▶ [SUPPLIED MATERIAL]:
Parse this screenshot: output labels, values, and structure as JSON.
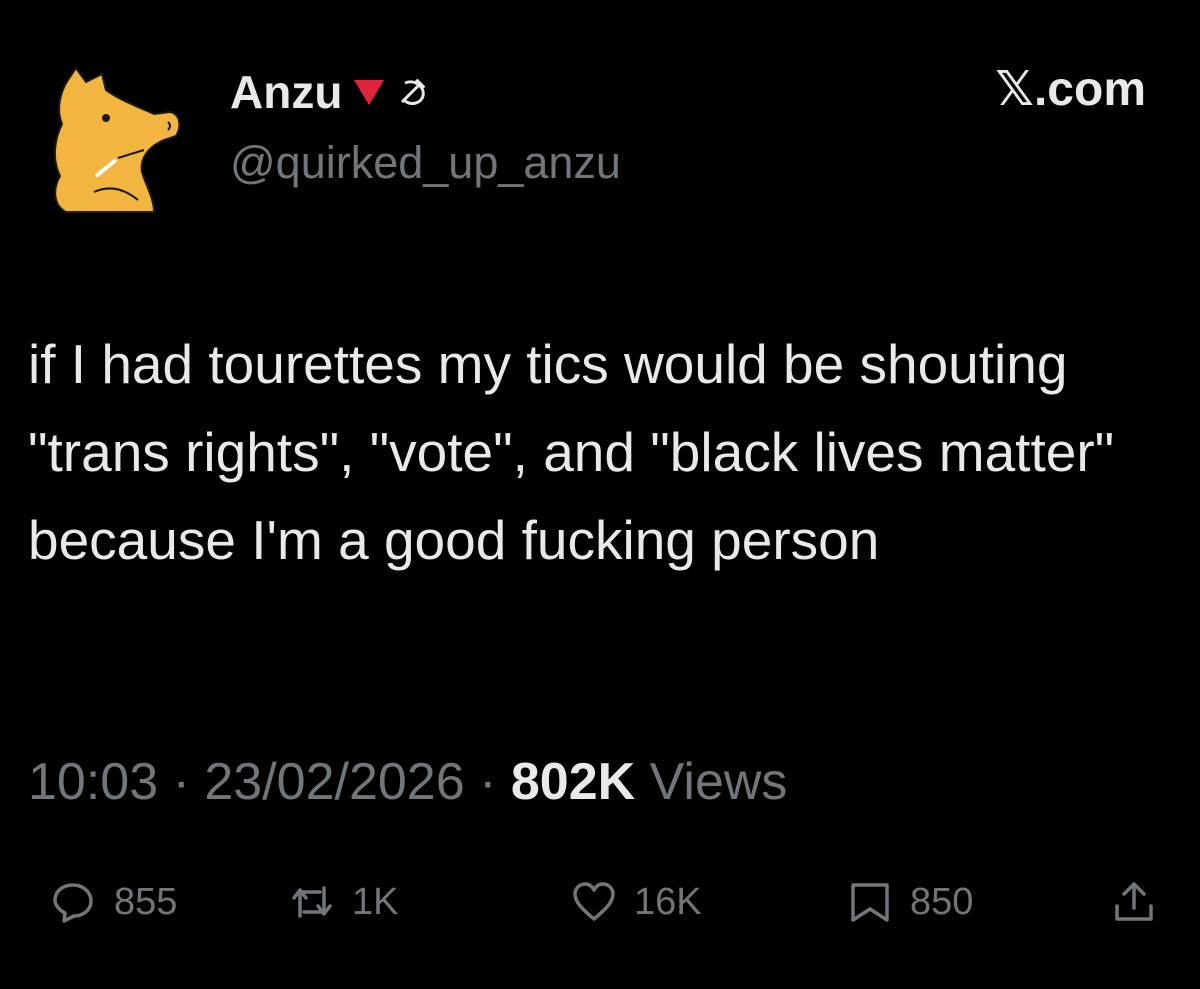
{
  "author": {
    "display_name": "Anzu",
    "handle": "@quirked_up_anzu",
    "name_emojis": [
      "red-triangle-down",
      "hammer-and-sickle"
    ],
    "avatar_color": "#f2b53f"
  },
  "brand": {
    "label": "𝕏.com"
  },
  "tweet": {
    "text": "if I had tourettes my tics would be shouting \"trans rights\", \"vote\", and \"black lives matter\" because I'm a good fucking person"
  },
  "meta": {
    "time": "10:03",
    "separator": "·",
    "date": "23/02/2026",
    "views_count": "802K",
    "views_label": "Views"
  },
  "actions": {
    "reply_count": "855",
    "repost_count": "1K",
    "like_count": "16K",
    "bookmark_count": "850"
  },
  "colors": {
    "background": "#000000",
    "text_primary": "#e7e9ea",
    "text_secondary": "#71767b",
    "emoji_red": "#e0243b"
  }
}
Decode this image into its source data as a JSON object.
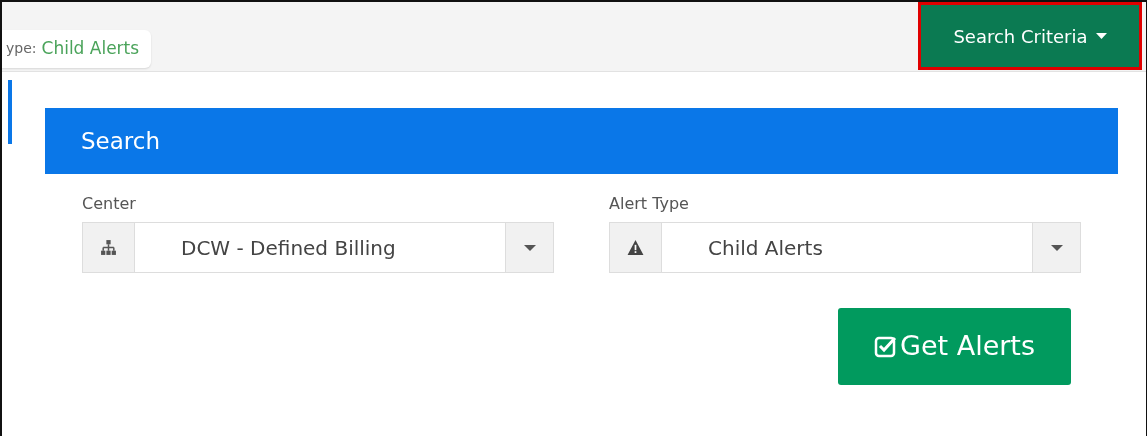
{
  "filter_chip": {
    "label": "ype:",
    "value": "Child Alerts"
  },
  "search_criteria_button": {
    "label": "Search Criteria",
    "highlighted": true
  },
  "panel": {
    "title": "Search",
    "fields": [
      {
        "label": "Center",
        "value": "DCW - Defined Billing"
      },
      {
        "label": "Alert Type",
        "value": "Child Alerts"
      }
    ],
    "submit_button": {
      "label": "Get Alerts"
    }
  }
}
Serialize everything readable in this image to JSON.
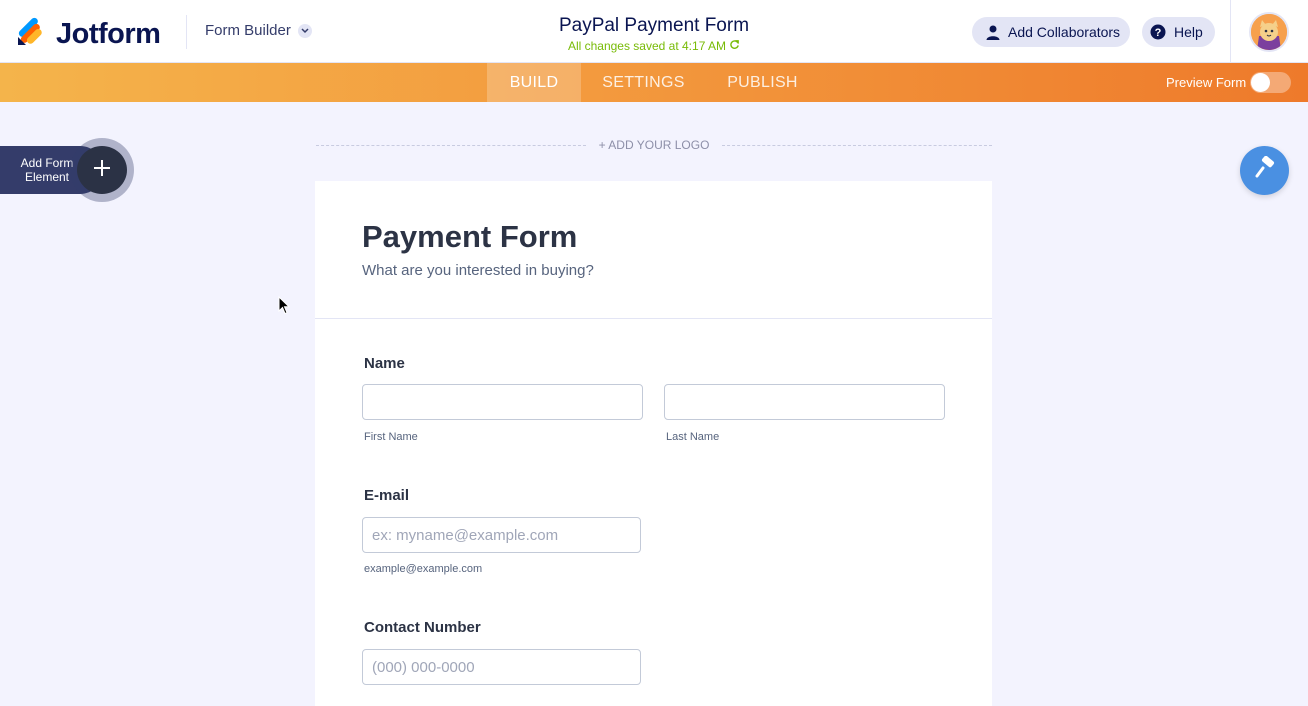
{
  "header": {
    "brand": "Jotform",
    "builder_switch": "Form Builder",
    "form_title": "PayPal Payment Form",
    "saved_status": "All changes saved at 4:17 AM",
    "collaborators_button": "Add Collaborators",
    "help_button": "Help"
  },
  "nav": {
    "tabs": [
      {
        "label": "BUILD",
        "active": true
      },
      {
        "label": "SETTINGS",
        "active": false
      },
      {
        "label": "PUBLISH",
        "active": false
      }
    ],
    "preview_label": "Preview Form",
    "preview_on": false
  },
  "sidebar": {
    "add_element_label": "Add Form Element"
  },
  "canvas": {
    "add_logo": "+ ADD YOUR LOGO"
  },
  "form": {
    "title": "Payment Form",
    "subtitle": "What are you interested in buying?",
    "name": {
      "label": "Name",
      "first_sublabel": "First Name",
      "last_sublabel": "Last Name",
      "first_value": "",
      "last_value": ""
    },
    "email": {
      "label": "E-mail",
      "placeholder": "ex: myname@example.com",
      "sublabel": "example@example.com"
    },
    "phone": {
      "label": "Contact Number",
      "placeholder": "(000) 000-0000"
    }
  },
  "colors": {
    "accent_orange": "#f39a3e",
    "saved_green": "#78bb07",
    "designer_blue": "#4a90e2",
    "brand_navy": "#0a1551"
  },
  "icons": {
    "brand": "jotform-logo-icon",
    "chevron": "chevron-down-icon",
    "refresh": "refresh-icon",
    "user": "user-icon",
    "help": "help-icon",
    "plus": "plus-icon",
    "designer": "paint-roller-icon",
    "cursor": "mouse-cursor-icon"
  }
}
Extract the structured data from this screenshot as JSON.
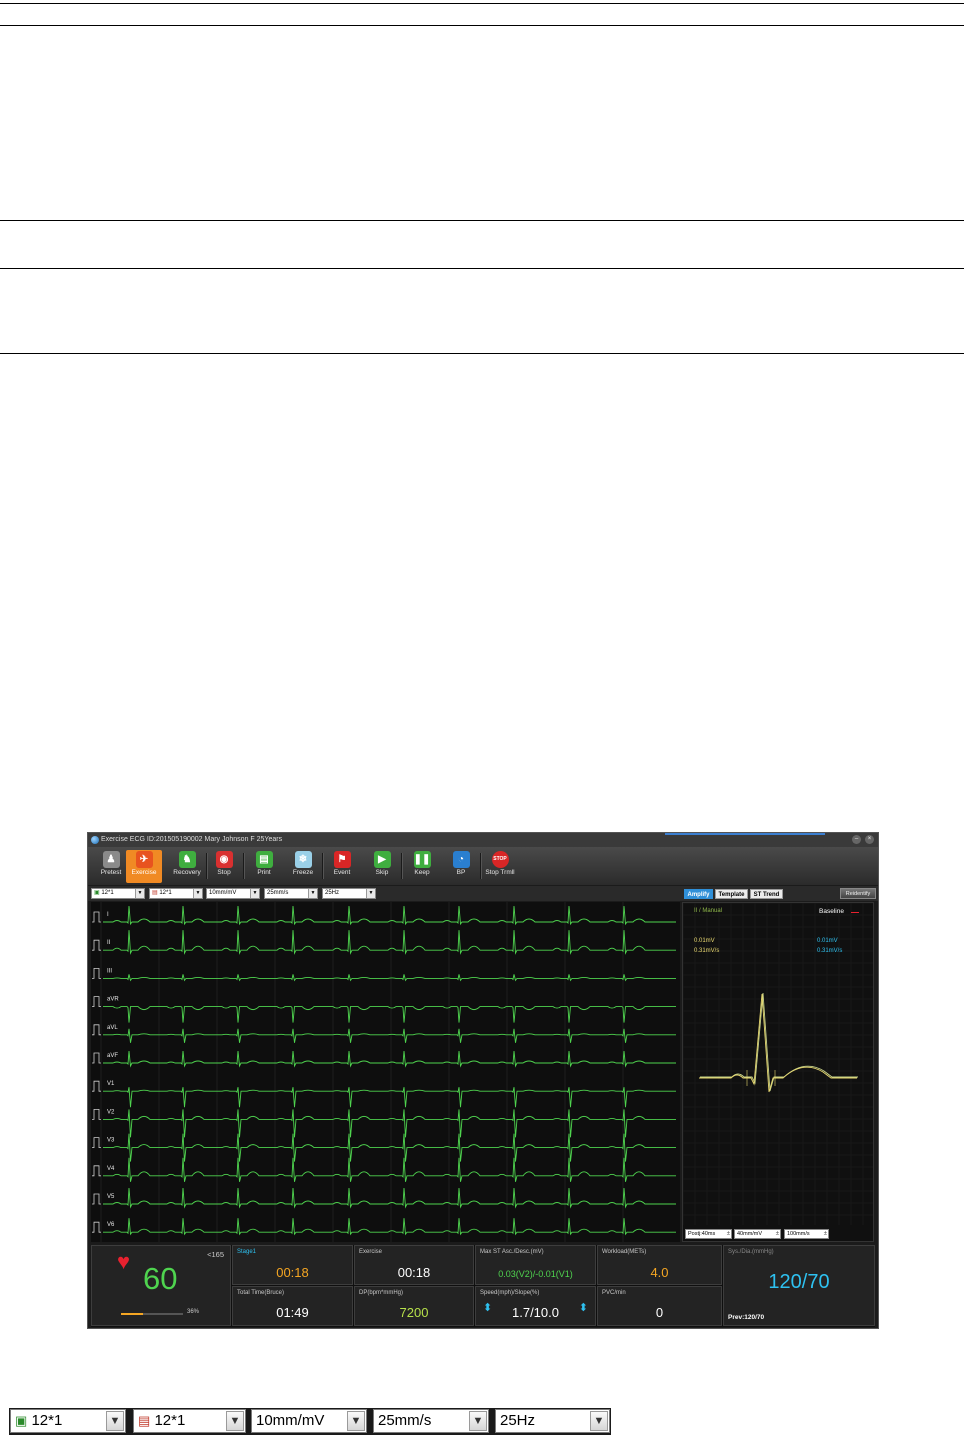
{
  "window": {
    "title": "Exercise ECG ID:201505190002 Mary Johnson  F  25Years"
  },
  "toolbar": [
    {
      "label": "Pretest",
      "icon": "person-standing-icon",
      "color": "#8a8a8a",
      "glyph": "♟"
    },
    {
      "label": "Exercise",
      "icon": "running-person-icon",
      "color": "#e8531f",
      "glyph": "✈",
      "active": true
    },
    {
      "label": "Recovery",
      "icon": "walking-person-icon",
      "color": "#3fae3f",
      "glyph": "♞"
    },
    {
      "label": "Stop",
      "icon": "stop-target-icon",
      "color": "#d93030",
      "glyph": "◉"
    },
    {
      "label": "Print",
      "icon": "printer-icon",
      "color": "#3fae3f",
      "glyph": "▤"
    },
    {
      "label": "Freeze",
      "icon": "snowflake-icon",
      "color": "#9ad0e8",
      "glyph": "❄"
    },
    {
      "label": "Event",
      "icon": "flag-icon",
      "color": "#d92626",
      "glyph": "⚑"
    },
    {
      "label": "Skip",
      "icon": "skip-icon",
      "color": "#3fae3f",
      "glyph": "▶"
    },
    {
      "label": "Keep",
      "icon": "pause-icon",
      "color": "#3fae3f",
      "glyph": "❚❚"
    },
    {
      "label": "BP",
      "icon": "gauge-icon",
      "color": "#2a7fd0",
      "glyph": "◔"
    },
    {
      "label": "Stop Trmll",
      "icon": "stop-sign-icon",
      "color": "#d92626",
      "glyph": "STOP"
    }
  ],
  "controls": {
    "display_layout": "12*1",
    "print_layout": "12*1",
    "gain": "10mm/mV",
    "speed": "25mm/s",
    "filter": "25Hz"
  },
  "leads": [
    "I",
    "II",
    "III",
    "aVR",
    "aVL",
    "aVF",
    "V1",
    "V2",
    "V3",
    "V4",
    "V5",
    "V6"
  ],
  "right_tabs": {
    "tabs": [
      "Amplify",
      "Template",
      "ST Trend"
    ],
    "selected": "Amplify",
    "reidentify": "Reidentify"
  },
  "amplify": {
    "lead_label": "II / Manual",
    "baseline_label": "Baseline",
    "left_st": "0.01mV",
    "left_slope": "0.31mV/s",
    "right_st": "0.01mV",
    "right_slope": "0.31mV/s",
    "postj": "Postj:40ms",
    "gain": "40mm/mV",
    "speed": "100mm/s"
  },
  "vitals": {
    "hr_limit": "<165",
    "hr_value": "60",
    "hr_percent_label": "36%",
    "hr_percent": 36,
    "stage_label": "Stage1",
    "stage_time": "00:18",
    "exercise_label": "Exercise",
    "exercise_time": "00:18",
    "st_label": "Max ST Asc./Desc.(mV)",
    "st_value": "0.03(V2)/-0.01(V1)",
    "workload_label": "Workload(METs)",
    "workload_value": "4.0",
    "bp_label": "Sys./Dia.(mmHg)",
    "bp_value": "120/70",
    "bp_prev": "Prev:120/70",
    "total_label": "Total Time(Bruce)",
    "total_value": "01:49",
    "dp_label": "DP(bpm*mmHg)",
    "dp_value": "7200",
    "speed_label": "Speed(mph)/Slope(%)",
    "speed_value": "1.7/10.0",
    "pvc_label": "PVC/min",
    "pvc_value": "0"
  },
  "colors": {
    "trace_green": "#4fd44f",
    "amber": "#f5a623",
    "cyan": "#2ec1f0",
    "template_yellow": "#e8d870",
    "heart_red": "#e8212f"
  }
}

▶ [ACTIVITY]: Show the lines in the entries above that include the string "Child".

▶ [ANSWER TO THIS TASK]:
    "value": "Child Alerts"
        "value": "Child Alerts"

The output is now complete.